The Church would respond to anything to do with such issues as abortion or euthanasia. It responded to proposed legislation to allow assisted dying and conversations took place between Baroness Findlay and the bishops. Bishops also expressed disquiet about legislation regarding ‘presumed consent’ for organ donations.

There was an interesting debate amongst the bishops on proposed legislation to ban parental corporal punishment, when the bishops could not agree amongst themselves, so it was decided that the bishops could act individually. Whilst we all disapproved of corporal punishment we did not want to criminalise otherwise loving parents who sometimes resorted to it. So when you hear bishops making individual comments on other issues, it may be that there is no collective view.

Do your beliefs require you to speak out against injustices affecting third parties, especially the vulnerable?

Yes, and one of the bishop’s ordination vows deals with this, there is a duty to speak for the poor, oppressed and the voiceless.

Do you think that the Rule of Law is applied equally?

No, I think that black young people know that they are much more likely to be stopped whilst driving a car, or searched than their white contemporaries.

How do you feel about the general trend in the last 15 years to increase police powers?

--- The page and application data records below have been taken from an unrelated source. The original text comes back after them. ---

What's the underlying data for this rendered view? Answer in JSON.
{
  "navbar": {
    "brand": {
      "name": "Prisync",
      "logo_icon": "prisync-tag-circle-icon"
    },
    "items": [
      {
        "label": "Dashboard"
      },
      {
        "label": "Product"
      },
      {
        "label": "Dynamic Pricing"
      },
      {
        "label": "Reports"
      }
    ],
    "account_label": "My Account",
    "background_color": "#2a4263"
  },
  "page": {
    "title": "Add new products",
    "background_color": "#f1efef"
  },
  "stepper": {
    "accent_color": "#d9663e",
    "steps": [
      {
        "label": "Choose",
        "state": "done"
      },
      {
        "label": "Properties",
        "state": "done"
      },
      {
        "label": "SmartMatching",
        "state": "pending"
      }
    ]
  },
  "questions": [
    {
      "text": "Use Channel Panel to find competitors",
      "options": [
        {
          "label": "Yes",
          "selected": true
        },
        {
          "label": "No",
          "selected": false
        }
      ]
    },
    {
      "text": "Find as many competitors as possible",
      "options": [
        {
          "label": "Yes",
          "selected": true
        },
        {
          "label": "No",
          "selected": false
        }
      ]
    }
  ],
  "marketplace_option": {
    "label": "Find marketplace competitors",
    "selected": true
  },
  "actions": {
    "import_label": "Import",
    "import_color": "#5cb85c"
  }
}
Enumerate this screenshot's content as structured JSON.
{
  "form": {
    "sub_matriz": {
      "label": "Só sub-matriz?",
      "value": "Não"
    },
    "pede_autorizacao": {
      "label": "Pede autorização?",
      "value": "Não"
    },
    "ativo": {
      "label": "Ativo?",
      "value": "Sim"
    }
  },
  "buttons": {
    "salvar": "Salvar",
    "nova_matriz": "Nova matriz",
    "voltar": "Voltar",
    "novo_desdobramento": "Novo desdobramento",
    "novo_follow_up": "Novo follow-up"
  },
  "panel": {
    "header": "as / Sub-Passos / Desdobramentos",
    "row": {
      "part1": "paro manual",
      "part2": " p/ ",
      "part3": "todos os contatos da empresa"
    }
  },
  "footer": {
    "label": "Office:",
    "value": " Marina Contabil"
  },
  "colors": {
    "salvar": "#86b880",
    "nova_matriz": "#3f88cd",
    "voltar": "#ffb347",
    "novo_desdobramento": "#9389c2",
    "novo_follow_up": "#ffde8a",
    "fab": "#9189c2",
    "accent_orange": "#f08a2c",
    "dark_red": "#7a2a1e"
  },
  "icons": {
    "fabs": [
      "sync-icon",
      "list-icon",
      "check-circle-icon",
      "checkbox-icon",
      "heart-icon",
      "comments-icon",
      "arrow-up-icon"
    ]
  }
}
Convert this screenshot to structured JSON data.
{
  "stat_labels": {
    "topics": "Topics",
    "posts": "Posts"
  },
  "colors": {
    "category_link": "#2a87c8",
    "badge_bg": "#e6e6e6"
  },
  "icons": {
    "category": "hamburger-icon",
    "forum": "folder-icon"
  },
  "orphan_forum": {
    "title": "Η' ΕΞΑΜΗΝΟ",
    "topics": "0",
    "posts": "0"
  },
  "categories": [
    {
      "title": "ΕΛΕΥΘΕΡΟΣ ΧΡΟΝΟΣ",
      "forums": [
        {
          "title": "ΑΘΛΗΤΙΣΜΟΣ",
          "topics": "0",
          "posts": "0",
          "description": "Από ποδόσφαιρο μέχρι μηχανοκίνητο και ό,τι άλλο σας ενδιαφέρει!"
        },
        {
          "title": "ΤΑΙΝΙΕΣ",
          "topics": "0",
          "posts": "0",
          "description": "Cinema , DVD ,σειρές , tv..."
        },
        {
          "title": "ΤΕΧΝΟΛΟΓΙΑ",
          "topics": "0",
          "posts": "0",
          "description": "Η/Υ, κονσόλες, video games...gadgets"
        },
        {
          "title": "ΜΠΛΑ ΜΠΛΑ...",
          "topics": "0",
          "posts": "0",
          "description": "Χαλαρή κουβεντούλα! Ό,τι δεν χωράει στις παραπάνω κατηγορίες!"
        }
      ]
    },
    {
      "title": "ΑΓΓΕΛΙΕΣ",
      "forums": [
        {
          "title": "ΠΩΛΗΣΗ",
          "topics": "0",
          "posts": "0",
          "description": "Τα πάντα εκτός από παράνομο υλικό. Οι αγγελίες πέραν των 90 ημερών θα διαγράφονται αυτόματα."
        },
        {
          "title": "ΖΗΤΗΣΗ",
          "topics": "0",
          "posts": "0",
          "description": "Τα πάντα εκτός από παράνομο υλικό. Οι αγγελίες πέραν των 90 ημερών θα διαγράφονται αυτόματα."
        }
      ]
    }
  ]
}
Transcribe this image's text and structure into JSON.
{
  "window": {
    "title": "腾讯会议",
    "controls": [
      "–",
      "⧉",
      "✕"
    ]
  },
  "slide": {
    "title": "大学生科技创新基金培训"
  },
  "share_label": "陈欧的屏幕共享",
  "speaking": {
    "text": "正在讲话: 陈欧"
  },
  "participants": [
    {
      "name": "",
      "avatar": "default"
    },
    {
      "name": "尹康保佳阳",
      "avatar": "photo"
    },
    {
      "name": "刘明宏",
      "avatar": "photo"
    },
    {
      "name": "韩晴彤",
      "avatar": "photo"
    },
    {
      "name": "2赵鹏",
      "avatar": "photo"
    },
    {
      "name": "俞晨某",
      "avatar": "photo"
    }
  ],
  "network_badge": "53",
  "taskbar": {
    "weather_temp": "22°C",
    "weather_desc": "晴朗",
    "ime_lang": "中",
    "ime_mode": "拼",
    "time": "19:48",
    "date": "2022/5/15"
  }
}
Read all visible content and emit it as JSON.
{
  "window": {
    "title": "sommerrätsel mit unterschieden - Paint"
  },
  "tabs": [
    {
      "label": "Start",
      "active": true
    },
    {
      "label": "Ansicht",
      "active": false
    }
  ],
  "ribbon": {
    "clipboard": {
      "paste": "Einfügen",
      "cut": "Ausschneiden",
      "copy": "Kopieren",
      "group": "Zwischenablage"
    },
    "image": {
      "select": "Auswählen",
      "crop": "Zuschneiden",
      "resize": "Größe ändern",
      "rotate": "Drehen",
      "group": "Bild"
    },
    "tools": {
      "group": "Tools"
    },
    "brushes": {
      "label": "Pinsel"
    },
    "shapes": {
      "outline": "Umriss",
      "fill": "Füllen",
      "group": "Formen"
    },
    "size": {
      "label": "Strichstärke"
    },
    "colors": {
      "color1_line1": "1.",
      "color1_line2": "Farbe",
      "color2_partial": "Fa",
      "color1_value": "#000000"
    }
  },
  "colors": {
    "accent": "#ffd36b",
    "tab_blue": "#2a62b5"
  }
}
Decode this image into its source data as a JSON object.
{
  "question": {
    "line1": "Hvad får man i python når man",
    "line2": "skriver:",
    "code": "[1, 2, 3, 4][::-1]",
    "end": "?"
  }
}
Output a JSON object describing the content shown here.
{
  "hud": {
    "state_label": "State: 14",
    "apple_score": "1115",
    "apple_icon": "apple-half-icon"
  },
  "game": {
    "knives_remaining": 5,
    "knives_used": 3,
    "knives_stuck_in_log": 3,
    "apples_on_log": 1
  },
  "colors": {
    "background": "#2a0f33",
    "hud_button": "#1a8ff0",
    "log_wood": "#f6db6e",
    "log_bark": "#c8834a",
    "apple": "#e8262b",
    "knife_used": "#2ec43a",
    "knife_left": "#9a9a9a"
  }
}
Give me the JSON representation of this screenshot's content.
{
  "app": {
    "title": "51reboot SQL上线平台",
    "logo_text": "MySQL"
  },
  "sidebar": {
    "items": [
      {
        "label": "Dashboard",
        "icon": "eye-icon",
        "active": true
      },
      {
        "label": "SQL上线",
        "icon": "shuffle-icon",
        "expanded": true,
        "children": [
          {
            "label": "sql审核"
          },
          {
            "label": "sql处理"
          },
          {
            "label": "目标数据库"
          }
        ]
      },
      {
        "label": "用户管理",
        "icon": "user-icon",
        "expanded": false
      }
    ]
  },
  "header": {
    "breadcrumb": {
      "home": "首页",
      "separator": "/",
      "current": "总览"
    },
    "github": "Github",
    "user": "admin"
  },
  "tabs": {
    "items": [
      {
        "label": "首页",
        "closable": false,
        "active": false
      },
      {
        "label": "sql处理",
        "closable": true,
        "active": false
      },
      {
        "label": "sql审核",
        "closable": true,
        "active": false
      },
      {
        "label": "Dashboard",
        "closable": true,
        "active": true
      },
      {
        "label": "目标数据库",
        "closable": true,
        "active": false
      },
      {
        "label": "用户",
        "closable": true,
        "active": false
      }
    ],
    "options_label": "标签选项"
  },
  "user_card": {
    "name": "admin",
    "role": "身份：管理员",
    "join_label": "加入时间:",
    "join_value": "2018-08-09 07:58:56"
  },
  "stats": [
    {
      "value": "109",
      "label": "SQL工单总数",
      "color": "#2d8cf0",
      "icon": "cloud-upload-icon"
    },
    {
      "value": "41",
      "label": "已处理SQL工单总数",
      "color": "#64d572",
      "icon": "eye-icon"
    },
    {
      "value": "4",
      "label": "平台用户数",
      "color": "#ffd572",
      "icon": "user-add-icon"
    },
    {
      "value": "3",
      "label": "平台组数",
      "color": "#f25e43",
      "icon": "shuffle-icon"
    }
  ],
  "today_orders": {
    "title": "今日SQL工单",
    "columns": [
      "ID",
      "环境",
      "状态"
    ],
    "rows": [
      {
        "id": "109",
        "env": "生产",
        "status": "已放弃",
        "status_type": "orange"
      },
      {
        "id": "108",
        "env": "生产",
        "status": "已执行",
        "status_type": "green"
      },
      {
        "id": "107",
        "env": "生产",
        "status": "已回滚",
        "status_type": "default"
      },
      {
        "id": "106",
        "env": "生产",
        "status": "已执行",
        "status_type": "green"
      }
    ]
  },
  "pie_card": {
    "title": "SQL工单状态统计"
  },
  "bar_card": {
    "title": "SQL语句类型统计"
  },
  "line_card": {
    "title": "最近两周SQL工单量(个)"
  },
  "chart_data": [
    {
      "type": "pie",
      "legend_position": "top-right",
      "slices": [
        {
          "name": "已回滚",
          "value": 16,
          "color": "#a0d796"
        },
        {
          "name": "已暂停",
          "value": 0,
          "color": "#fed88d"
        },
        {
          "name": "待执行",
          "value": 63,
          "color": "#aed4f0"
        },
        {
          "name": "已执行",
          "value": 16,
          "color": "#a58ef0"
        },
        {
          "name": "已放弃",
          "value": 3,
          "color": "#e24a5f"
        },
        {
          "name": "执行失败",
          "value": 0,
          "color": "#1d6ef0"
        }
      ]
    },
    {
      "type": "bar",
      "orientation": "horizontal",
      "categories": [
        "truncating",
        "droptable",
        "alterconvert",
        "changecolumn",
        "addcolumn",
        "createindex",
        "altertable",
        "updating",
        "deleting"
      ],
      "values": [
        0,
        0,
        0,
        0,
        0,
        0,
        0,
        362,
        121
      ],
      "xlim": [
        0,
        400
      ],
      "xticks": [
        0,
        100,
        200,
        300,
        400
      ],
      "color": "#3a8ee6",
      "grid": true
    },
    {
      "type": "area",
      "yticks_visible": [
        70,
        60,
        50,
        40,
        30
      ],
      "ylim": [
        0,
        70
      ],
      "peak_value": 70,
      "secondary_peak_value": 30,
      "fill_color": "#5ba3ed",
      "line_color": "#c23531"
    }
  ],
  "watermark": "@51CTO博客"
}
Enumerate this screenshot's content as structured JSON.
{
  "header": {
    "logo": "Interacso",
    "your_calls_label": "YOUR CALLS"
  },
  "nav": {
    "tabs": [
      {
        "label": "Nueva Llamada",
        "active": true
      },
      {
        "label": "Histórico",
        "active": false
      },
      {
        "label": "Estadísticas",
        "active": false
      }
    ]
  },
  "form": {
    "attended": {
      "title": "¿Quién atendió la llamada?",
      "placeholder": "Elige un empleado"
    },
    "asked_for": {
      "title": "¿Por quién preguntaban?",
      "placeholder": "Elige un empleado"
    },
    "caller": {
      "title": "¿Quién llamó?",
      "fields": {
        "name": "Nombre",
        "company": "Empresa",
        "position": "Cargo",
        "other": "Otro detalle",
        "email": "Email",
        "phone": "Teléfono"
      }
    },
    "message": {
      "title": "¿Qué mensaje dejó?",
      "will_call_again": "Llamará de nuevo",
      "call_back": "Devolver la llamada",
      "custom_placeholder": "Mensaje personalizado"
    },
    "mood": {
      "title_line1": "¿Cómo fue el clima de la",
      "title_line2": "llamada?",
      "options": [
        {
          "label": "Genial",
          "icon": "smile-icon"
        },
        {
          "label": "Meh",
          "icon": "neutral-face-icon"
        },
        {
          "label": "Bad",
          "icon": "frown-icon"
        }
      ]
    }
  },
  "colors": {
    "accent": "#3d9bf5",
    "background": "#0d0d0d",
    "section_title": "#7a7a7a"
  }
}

The problem is that police need powers to do their job but some of them abuse it. I know that in looking for search warrants the police will go to certain magistrates rather than others, because some will sign anything whilst others will ask questions.

Are there any legal rules which have an adverse impact on your personal freedoms?

Well, I would like to drive a lot faster. Other than that I can’t think of anything which I find restrictive.

Is there anything which you would like to add?

I think that religion is sometimes seen as being reactionary, conservative and out of touch, and that can lead to society trying to push religion to the edge and exclude it, rather than giving it a voice. Pushing it out and trying to silence it is more likely to encourage extremism; it is better to give religion a voice. The world should listen to the church and I think that the reverse is also true, and that sometimes the church needs to listen to the world, particularly in relation to women’s equality and homosexuality.

Dominic Walker is the former Bishop of Monmouth having previously been Vicar of Brighton and Bishop of Reading. Whilst in Brighton he was involved in the protests against live animal exports. He became chairman of ASWA in 1998 and Vice President in 2004. He has been President since 2008. He has also been a Vice President of the RSPCA since 2001.